What is Battenberg Cake?
It’s a light sponge cake featuring a lot of jam and marzipan. When you cut the cake, it features a rather pretty and unique check pattern.
Yes, it’s a very fetching looking cake. A rather artistic delight! It’s particularly on our conscience, too, as it became a huge talking point on the Church of Wittertainment.
Dr. Mark Kermode and Simon Mayo turned the cake into another of the show’s in-jokes.
And many fans of the film review show on the BBC now identify to each other with Battenberg cake.
How to Make Battenberg Cake
The most excellent Cupcake Jemma is here to talk you through the finer details. Again, we’re not chefs, dammit. What do we know?
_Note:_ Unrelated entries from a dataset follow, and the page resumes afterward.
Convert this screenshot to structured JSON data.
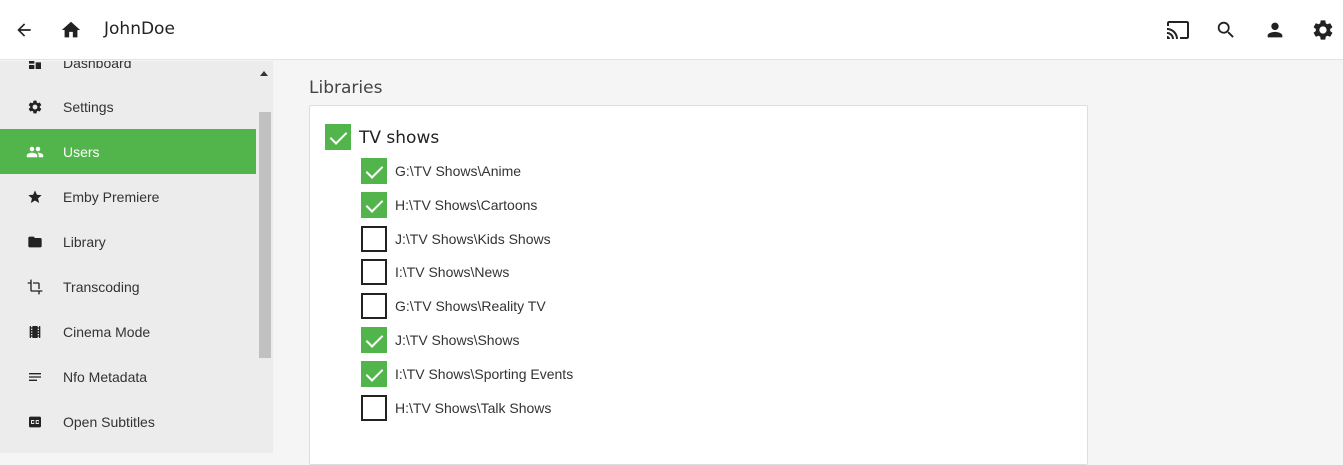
{
  "header": {
    "title": "JohnDoe",
    "icons": [
      "arrow-left-icon",
      "home-icon",
      "cast-icon",
      "search-icon",
      "person-icon",
      "gear-icon"
    ]
  },
  "sidebar": {
    "items": [
      {
        "label": "Dashboard",
        "icon": "dashboard-icon"
      },
      {
        "label": "Settings",
        "icon": "gear-icon"
      },
      {
        "label": "Users",
        "icon": "people-icon",
        "active": true
      },
      {
        "label": "Emby Premiere",
        "icon": "star-icon"
      },
      {
        "label": "Library",
        "icon": "folder-icon"
      },
      {
        "label": "Transcoding",
        "icon": "crop-icon"
      },
      {
        "label": "Cinema Mode",
        "icon": "film-icon"
      },
      {
        "label": "Nfo Metadata",
        "icon": "lines-icon"
      },
      {
        "label": "Open Subtitles",
        "icon": "cc-icon"
      }
    ]
  },
  "main": {
    "section_title": "Libraries",
    "group": {
      "label": "TV shows",
      "checked": true
    },
    "libraries": [
      {
        "label": "G:\\TV Shows\\Anime",
        "checked": true
      },
      {
        "label": "H:\\TV Shows\\Cartoons",
        "checked": true
      },
      {
        "label": "J:\\TV Shows\\Kids Shows",
        "checked": false
      },
      {
        "label": "I:\\TV Shows\\News",
        "checked": false
      },
      {
        "label": "G:\\TV Shows\\Reality TV",
        "checked": false
      },
      {
        "label": "J:\\TV Shows\\Shows",
        "checked": true
      },
      {
        "label": "I:\\TV Shows\\Sporting Events",
        "checked": true
      },
      {
        "label": "H:\\TV Shows\\Talk Shows",
        "checked": false
      }
    ]
  },
  "colors": {
    "accent": "#52b54b"
  }
}
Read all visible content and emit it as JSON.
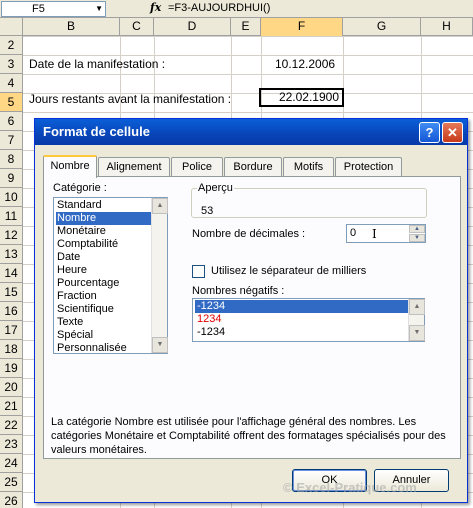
{
  "formula_bar": {
    "name_box": "F5",
    "fx_label": "fx",
    "formula": "=F3-AUJOURDHUI()"
  },
  "sheet": {
    "columns": [
      "B",
      "C",
      "D",
      "E",
      "F",
      "G",
      "H"
    ],
    "selected_column": "F",
    "rows": [
      "2",
      "3",
      "4",
      "5",
      "6",
      "7",
      "8",
      "9",
      "10",
      "11",
      "12",
      "13",
      "14",
      "15",
      "16",
      "17",
      "18",
      "19",
      "20",
      "21",
      "22",
      "23",
      "24",
      "25",
      "26",
      "27"
    ],
    "selected_row": "5",
    "cells": {
      "b3": "Date de la manifestation :",
      "f3": "10.12.2006",
      "b5": "Jours restants avant la manifestation :",
      "f5": "22.02.1900"
    }
  },
  "dialog": {
    "title": "Format de cellule",
    "help": "?",
    "close": "✕",
    "tabs": [
      "Nombre",
      "Alignement",
      "Police",
      "Bordure",
      "Motifs",
      "Protection"
    ],
    "active_tab": "Nombre",
    "category_label": "Catégorie :",
    "categories": [
      "Standard",
      "Nombre",
      "Monétaire",
      "Comptabilité",
      "Date",
      "Heure",
      "Pourcentage",
      "Fraction",
      "Scientifique",
      "Texte",
      "Spécial",
      "Personnalisée"
    ],
    "selected_category": "Nombre",
    "preview_label": "Aperçu",
    "preview_value": "53",
    "decimals_label": "Nombre de décimales :",
    "decimals_value": "0",
    "thousands_label": "Utilisez le séparateur de milliers",
    "negatives_label": "Nombres négatifs :",
    "negatives": [
      {
        "text": "-1234",
        "selected": true,
        "color": "#000000"
      },
      {
        "text": "1234",
        "selected": false,
        "color": "#e00000"
      },
      {
        "text": "-1234",
        "selected": false,
        "color": "#000000"
      }
    ],
    "description": "La catégorie Nombre est utilisée pour l'affichage général des nombres. Les catégories Monétaire et Comptabilité offrent des formatages spécialisés pour des valeurs monétaires.",
    "ok_label": "OK",
    "cancel_label": "Annuler"
  },
  "watermark": "© Excel-Pratique.com",
  "colors": {
    "titlebar": "#0a5fd8",
    "selection": "#316ac5",
    "active_tab_accent": "#ffc83c",
    "header_highlight": "#ffd785"
  }
}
But we’ll let you know the ingredients. Because we’re nice like that. Here they are:
200 grams of unsalted butter, softened, with some for greasing
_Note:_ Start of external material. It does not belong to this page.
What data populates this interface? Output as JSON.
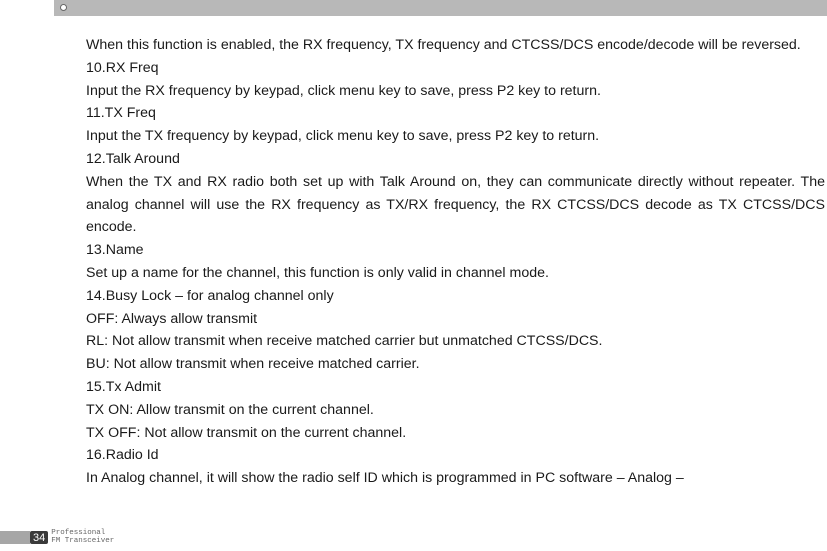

200 grams caster sugar
1 tablespoon of vanilla extract
3 large eggs
200 grams of self-raising flour, sifted
1 level tablespoon baking powder
¾ x 10g tube pink food colour gel
115 grams of apricot jam
Icing sugar, for dusting
1 x 500 grams of pack natural marzipan
Get all that lot cobbled together and you have that pretty in pink type cake thing. It really is rather marvellous to loot at, no?
The History of Battenberg Cake
This one is as British as they come! The very first Battenberg cake came about in 1884 to celebrate Prince Louis of Battenberg marrying Princess Victoria.
So, yeah, the cake is named after Battenberg of Hesse. But it’s very English, we assure you.
However, some folks do dispute this and suggest the cake was already in existence before then.
Food historian Ivan Day says British bakers simplified the cake to make it easier to create on a production line. So, the monarchy stuff is possibly just patriotic guff.
Whatever’s going on with its origins, we have to say this is a sweet and tasty little cake. Light sponge, nice colours etc. We prefer to stare at it than eat it. Bon!